Element data from apps and pages:

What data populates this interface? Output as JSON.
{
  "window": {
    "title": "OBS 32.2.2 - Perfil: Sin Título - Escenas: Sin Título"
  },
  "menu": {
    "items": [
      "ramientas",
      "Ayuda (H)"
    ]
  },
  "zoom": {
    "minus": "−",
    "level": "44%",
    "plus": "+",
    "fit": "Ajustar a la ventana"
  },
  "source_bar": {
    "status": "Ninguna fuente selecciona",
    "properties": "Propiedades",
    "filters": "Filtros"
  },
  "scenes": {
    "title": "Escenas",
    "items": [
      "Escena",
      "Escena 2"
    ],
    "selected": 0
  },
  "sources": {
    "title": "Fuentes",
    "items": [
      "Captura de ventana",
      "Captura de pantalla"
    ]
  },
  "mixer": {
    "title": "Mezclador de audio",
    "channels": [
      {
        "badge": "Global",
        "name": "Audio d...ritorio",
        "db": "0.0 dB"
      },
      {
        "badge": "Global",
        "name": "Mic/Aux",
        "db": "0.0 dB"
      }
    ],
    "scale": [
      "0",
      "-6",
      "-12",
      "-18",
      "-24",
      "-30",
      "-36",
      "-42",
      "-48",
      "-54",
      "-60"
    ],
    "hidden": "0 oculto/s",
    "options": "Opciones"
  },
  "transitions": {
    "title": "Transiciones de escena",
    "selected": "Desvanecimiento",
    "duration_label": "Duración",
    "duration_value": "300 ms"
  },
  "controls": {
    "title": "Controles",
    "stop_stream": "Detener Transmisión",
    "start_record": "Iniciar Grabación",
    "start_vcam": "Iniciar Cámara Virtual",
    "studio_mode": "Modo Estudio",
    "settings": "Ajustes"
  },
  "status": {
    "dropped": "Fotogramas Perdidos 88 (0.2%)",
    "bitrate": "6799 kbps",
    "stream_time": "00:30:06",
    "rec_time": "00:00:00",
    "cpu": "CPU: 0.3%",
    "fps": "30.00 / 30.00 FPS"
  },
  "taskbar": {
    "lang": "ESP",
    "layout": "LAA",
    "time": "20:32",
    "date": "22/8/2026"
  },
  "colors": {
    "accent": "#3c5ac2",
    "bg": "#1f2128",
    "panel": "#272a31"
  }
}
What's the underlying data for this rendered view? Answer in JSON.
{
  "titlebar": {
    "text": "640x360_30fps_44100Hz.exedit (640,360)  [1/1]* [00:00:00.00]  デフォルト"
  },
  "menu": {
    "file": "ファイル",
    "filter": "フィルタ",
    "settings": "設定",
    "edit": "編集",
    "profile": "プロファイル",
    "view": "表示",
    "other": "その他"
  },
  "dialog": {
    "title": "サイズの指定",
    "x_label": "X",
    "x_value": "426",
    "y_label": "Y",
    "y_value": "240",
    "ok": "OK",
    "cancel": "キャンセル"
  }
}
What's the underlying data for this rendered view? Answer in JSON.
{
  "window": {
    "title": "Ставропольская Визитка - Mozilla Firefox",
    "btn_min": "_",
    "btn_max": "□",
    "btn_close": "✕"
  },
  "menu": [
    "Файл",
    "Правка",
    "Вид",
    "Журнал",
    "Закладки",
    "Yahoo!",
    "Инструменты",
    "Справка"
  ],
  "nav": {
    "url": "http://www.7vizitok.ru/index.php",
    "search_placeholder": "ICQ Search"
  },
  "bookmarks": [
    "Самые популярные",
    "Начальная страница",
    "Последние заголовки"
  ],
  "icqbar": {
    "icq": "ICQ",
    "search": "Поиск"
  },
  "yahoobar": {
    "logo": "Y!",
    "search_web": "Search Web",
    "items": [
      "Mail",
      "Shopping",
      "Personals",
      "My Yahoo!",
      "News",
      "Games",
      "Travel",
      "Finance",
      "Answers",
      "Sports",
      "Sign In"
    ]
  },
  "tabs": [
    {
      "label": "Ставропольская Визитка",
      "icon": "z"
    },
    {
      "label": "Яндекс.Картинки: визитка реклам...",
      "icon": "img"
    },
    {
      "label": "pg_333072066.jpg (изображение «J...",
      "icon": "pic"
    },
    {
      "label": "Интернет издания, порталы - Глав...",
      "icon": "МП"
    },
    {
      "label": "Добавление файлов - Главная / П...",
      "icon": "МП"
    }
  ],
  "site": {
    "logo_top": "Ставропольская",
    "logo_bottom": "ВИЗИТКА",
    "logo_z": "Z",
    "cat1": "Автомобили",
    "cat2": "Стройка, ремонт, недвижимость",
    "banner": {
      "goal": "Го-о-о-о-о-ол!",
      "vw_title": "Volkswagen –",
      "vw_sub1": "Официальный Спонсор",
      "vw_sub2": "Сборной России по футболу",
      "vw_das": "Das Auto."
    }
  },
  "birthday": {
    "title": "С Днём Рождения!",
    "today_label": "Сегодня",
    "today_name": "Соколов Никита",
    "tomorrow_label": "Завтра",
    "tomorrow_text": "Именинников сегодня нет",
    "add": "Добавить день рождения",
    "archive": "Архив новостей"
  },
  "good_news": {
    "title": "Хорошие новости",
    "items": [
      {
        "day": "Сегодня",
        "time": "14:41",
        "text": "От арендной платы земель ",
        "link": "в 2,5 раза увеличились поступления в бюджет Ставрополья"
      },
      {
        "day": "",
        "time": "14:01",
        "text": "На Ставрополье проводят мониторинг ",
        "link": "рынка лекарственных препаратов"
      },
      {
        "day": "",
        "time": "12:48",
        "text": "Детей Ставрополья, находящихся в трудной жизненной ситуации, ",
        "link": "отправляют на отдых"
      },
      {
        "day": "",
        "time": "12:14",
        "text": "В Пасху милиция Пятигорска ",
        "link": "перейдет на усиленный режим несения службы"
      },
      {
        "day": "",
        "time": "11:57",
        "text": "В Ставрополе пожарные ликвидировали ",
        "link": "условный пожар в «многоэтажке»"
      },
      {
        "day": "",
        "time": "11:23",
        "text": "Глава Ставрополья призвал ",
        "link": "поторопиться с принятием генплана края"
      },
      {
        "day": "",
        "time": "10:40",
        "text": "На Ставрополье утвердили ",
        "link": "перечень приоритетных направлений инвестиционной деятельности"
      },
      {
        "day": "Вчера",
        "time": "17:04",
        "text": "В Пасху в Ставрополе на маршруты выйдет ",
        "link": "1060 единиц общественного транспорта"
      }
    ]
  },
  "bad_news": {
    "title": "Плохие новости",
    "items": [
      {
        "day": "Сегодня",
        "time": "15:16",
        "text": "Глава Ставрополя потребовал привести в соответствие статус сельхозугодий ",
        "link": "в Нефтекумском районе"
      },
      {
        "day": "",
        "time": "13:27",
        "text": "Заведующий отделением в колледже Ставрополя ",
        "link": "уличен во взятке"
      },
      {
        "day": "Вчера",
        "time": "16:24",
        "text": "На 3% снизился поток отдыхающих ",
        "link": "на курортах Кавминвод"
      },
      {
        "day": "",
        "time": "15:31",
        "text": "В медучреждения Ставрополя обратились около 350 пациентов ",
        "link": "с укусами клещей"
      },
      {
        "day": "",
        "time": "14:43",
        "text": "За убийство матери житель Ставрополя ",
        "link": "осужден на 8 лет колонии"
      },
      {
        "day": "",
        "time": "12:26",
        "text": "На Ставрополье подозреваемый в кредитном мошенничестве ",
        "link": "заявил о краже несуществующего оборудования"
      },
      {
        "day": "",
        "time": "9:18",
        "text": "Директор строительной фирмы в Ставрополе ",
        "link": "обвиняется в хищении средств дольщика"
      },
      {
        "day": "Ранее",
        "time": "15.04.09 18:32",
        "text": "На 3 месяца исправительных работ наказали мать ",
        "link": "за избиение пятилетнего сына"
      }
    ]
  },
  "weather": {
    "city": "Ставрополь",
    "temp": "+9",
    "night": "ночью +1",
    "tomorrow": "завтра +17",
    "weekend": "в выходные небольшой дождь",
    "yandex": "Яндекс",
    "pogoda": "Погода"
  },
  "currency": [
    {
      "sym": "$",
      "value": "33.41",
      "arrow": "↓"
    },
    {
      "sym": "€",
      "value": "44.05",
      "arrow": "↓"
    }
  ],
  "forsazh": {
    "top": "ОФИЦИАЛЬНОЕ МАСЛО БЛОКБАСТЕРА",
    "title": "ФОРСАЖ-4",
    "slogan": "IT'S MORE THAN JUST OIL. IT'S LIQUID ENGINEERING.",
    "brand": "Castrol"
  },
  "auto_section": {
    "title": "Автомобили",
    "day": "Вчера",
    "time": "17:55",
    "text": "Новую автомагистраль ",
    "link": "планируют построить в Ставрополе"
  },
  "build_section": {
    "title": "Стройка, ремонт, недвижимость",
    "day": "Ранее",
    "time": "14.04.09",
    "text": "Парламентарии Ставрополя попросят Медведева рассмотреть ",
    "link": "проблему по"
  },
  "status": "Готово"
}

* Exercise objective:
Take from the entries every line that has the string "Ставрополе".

* Response area:
        "text": "В Ставрополе пожарные ликвидировали ",
        "text": "В Пасху в Ставрополе на маршруты выйдет ",
        "text": "Директор строительной фирмы в Ставрополе ",
    "link": "планируют построить в Ставрополе"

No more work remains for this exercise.